are developing GDIs to better manage and utilize their through producers) wishing to access datasets must utilize
the technological components.
spatial data assets by taking a perspective that starts at
a local level and proceeds through state, national and
Therefore, it is proposed that GDI as an information
regional levels to the global level. These activities have
infrastructure can be an appropriate framework in bringing
resulted in different models being suggested for facilitating
the disaster response components together and facilitating
GDI development. As illustrated in Figure 3, an GDI decision-making for disaster management as illustrated
encompasses the policies, access networks and data in Figure 4. By designing an GDI model for a disaster
handling facilities (based on the available technologies), management community, and by utilizing relevant
standards, and human resources necessary for the effective information and communication technologies (ICT) in
collection, management, access, delivery and utilization of disaster management, it is possible to have better decision-
spatial data for a speci!c community. making and increase the ef!ciencies and effectiveness of
all level of disaster management activities from mitigation
to preparedness, response and recovery phases.

Nepalese Journal on Geoinformatics - 7, 2065 42


Better Decision-Making in Disaster Management References
(Improved Ef!ciency and effectiveness)
Amdahl, G. (2002). Disaster response: GIS for public
safety, Published by ESRI, Redlands California.
Donohue, K. (2002). Using GIS for all-hazard emergency
management,
Letham, G. (2001). GIS database development for New
York WTC recovery efforts,
Rajabifard, A., Feeney, M., and Williamson I.P. (2002).
Prevention Future Directions for the Development of Spatial Data
Infrastructure, Journal of the International Institute for
Aerospace Survey and Earth Sciences, ITC, Vol. 4, No. 1,
Disaster The Netherlands, PP 11-22.
Preparedness Management Recovery SNDR (2002). A national hazards information strategy:
reducing disaster losses through better information,
National Science and Technology Council, Committee on
the Environment and Natural Resources, Subcommittee
Response
Risk Assessment & Institutional on Natural Disaster Reduction (SNDR), Washington, DC,
Communication Framework April
Spatial Data Infrastructure Chhatkuli, R. R. (2002); National Geographic Information
Infrastructure Program to Support National Geographic
DB DB DB DB DB DB Information System in Nepal, Nepalese Journal on
Geoinformatics, Number 1, May-June 2002
Figure 4: GDI to Facilitate Disaster Management Kayastha D.M., Chhatkuli R.R.; ‘Survey Department and
Context of Geographical Information Infrastructure’ SD
Colloquium, 2005
Chhatkuli R.R. / Baral T.N./ Karki S./ Dhakal S.K.;
CONCLUSION Geo-disaster Mitigation and Importance of National
Geographic Information Infrastructure Programme in
Spatial information and information communication Nepal; paper submitted for International Symosium on
technologies are the important elements in disaster Geo-Disaster, Infrastructure Management and Protection
management which has been well-known worldwide. of world Heritage Sites; Nov 2006
Microsoft Encarta 2005
Not a single agency can collect, update, hold
and disseminate data. With this in mind, the paper !rst
addressed the role of GDI as a framework for facilitating
disaster management.

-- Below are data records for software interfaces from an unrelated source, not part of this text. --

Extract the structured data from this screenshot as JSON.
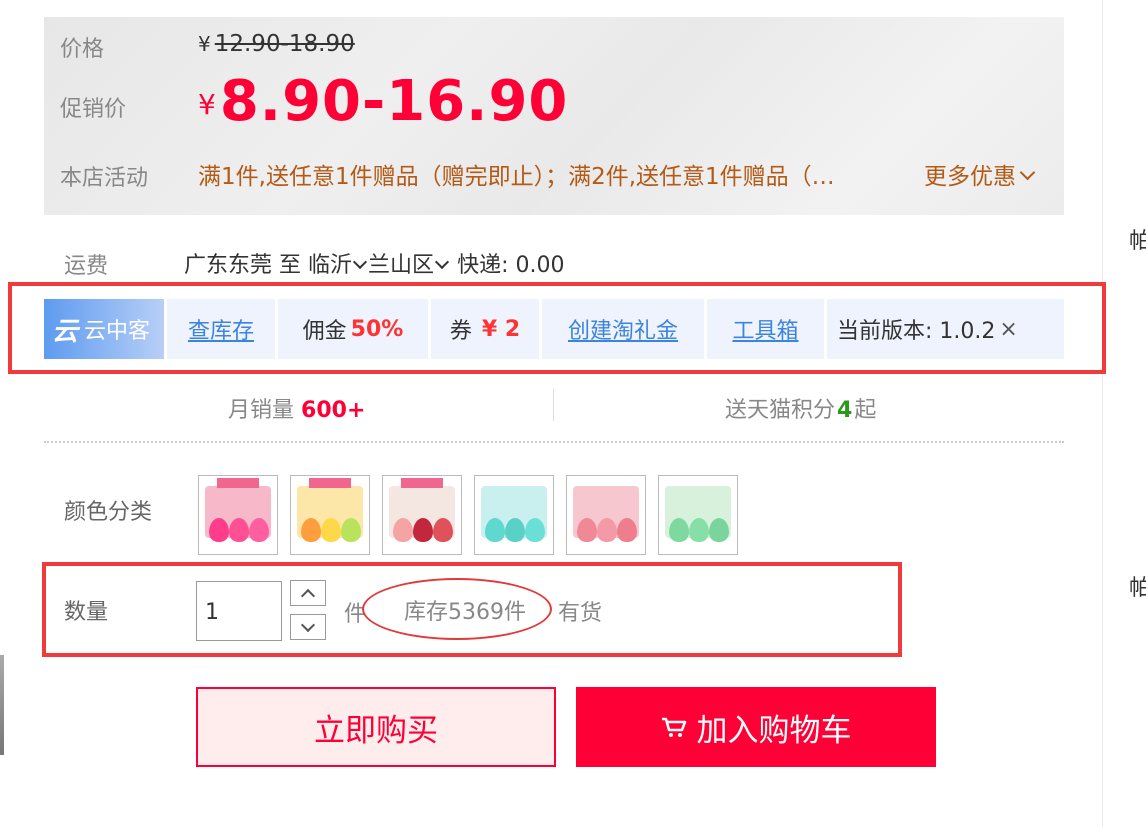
{
  "price_box": {
    "price_label": "价格",
    "original_currency": "¥",
    "original_price": "12.90-18.90",
    "promo_label": "促销价",
    "promo_currency": "¥",
    "promo_price": "8.90-16.90",
    "activity_label": "本店活动",
    "activity_text": "满1件,送任意1件赠品（赠完即止）；满2件,送任意1件赠品（…",
    "more_offers": "更多优惠"
  },
  "shipping": {
    "label": "运费",
    "from": "广东东莞",
    "to_word": "至",
    "city": "临沂",
    "district": "兰山区",
    "method": "快递: 0.00"
  },
  "plugin_bar": {
    "brand": "云中客",
    "logo_glyph": "云",
    "check_stock": "查库存",
    "commission_label": "佣金",
    "commission_value": "50%",
    "coupon_label": "券",
    "coupon_value": "¥ 2",
    "create_gift": "创建淘礼金",
    "toolbox": "工具箱",
    "version": "当前版本: 1.0.2",
    "close": "×"
  },
  "stats": {
    "monthly_sales_label": "月销量",
    "monthly_sales_value": "600+",
    "points_prefix": "送天猫积分",
    "points_value": "4",
    "points_suffix": "起"
  },
  "color_section": {
    "label": "颜色分类",
    "swatches": [
      {
        "box": "#f7b9c9",
        "blobs": [
          "#ff3d8a",
          "#ff4f95",
          "#ff5fa0"
        ],
        "style": "pink"
      },
      {
        "box": "#fde7a8",
        "blobs": [
          "#ff9e3d",
          "#ffd84a",
          "#b9e35a"
        ],
        "style": "yellow"
      },
      {
        "box": "#f4e7e2",
        "blobs": [
          "#f5a3a3",
          "#c3273c",
          "#e0525a"
        ],
        "style": "cream"
      },
      {
        "box": "#c9f0ee",
        "blobs": [
          "#5fd8cf",
          "#5ad1c7",
          "#6adfd6"
        ],
        "style": "teal"
      },
      {
        "box": "#f7c7cf",
        "blobs": [
          "#f08896",
          "#f49aa6",
          "#ee7d8d"
        ],
        "style": "rose"
      },
      {
        "box": "#d7f1dd",
        "blobs": [
          "#7ed9a0",
          "#86dfa7",
          "#7ad49b"
        ],
        "style": "mint"
      }
    ]
  },
  "quantity": {
    "label": "数量",
    "value": "1",
    "unit": "件",
    "stock_text": "库存5369件",
    "availability": "有货"
  },
  "actions": {
    "buy_now": "立即购买",
    "add_to_cart": "加入购物车"
  },
  "side_chars": [
    "帕",
    "帕"
  ],
  "colors": {
    "accent_red": "#ff0036",
    "link_blue": "#3b84e0",
    "activity_brown": "#b35a17",
    "highlight_red": "#f03b3b",
    "points_green": "#2b9a1b"
  }
}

The NGII platform under
development in Nepal is one such platform for interagency
networking and data sharing. It is argued that the design

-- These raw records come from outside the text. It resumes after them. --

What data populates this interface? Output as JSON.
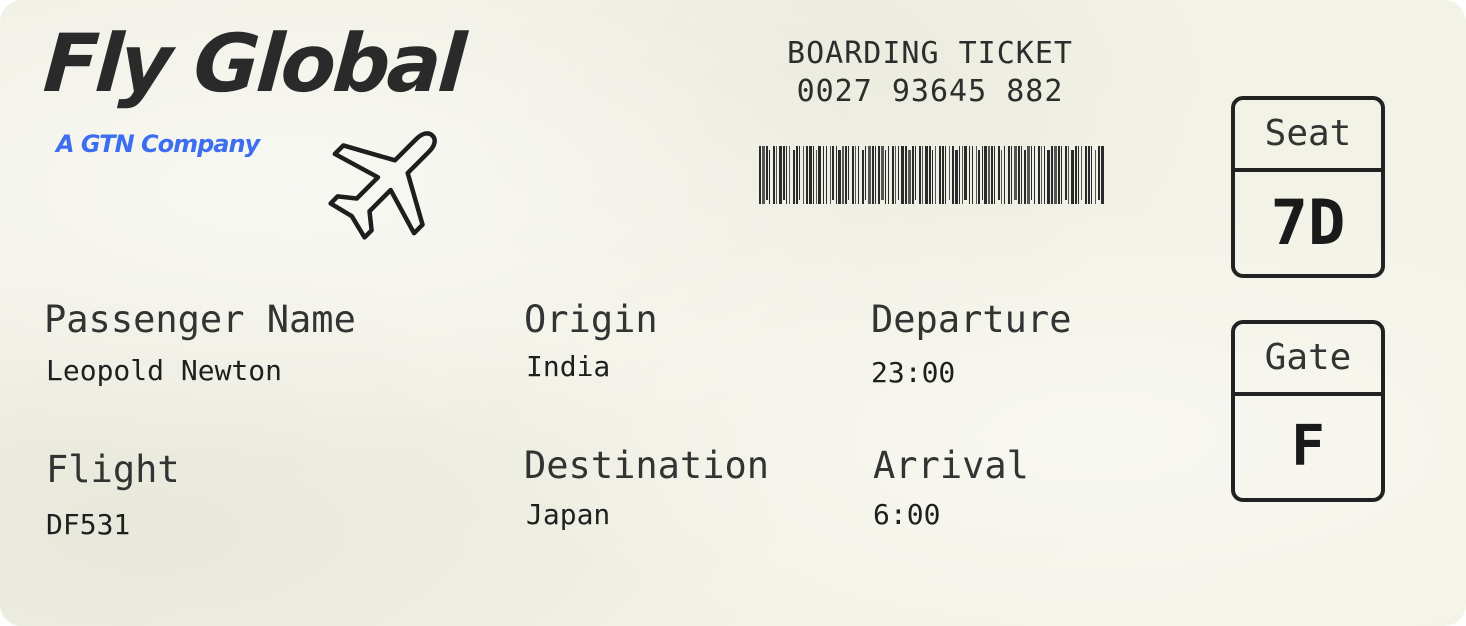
{
  "brand": {
    "name": "Fly Global",
    "tagline": "A GTN Company",
    "accent_color": "#3d6ef0",
    "text_color": "#2a2a2a"
  },
  "ticket": {
    "type": "BOARDING TICKET",
    "number": "0027 93645 882",
    "background_color": "#f3f3e8"
  },
  "icons": {
    "plane": "airplane-icon",
    "barcode": "barcode"
  },
  "fields": {
    "passenger_name": {
      "label": "Passenger Name",
      "value": "Leopold Newton"
    },
    "origin": {
      "label": "Origin",
      "value": "India"
    },
    "departure": {
      "label": "Departure",
      "value": "23:00"
    },
    "flight": {
      "label": "Flight",
      "value": "DF531"
    },
    "destination": {
      "label": "Destination",
      "value": "Japan"
    },
    "arrival": {
      "label": "Arrival",
      "value": "6:00"
    }
  },
  "seat": {
    "label": "Seat",
    "value": "7D"
  },
  "gate": {
    "label": "Gate",
    "value": "F"
  }
}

and implementation of an GDI model as a framework and
consideration of GDI development factors and issues can
assist the disaster management agencies in such a way
that they improve the quality of their decision-makings
and increase their effectiveness as well as ef!ciencies in
all level of disaster management activities from mitigation
to preparedness, response and recovery phases. The result
of such quality decision-making in disaster management
then can directly contribute to the sustainable development
of the community in terms of social, economical and
environmental development. NGII, Survey Department
should also take leading role to address the nation’s
important issues like supporting on disaster mitigation and
management activity.

Nepalese Journal on Geoinformatics - 7, 2065 43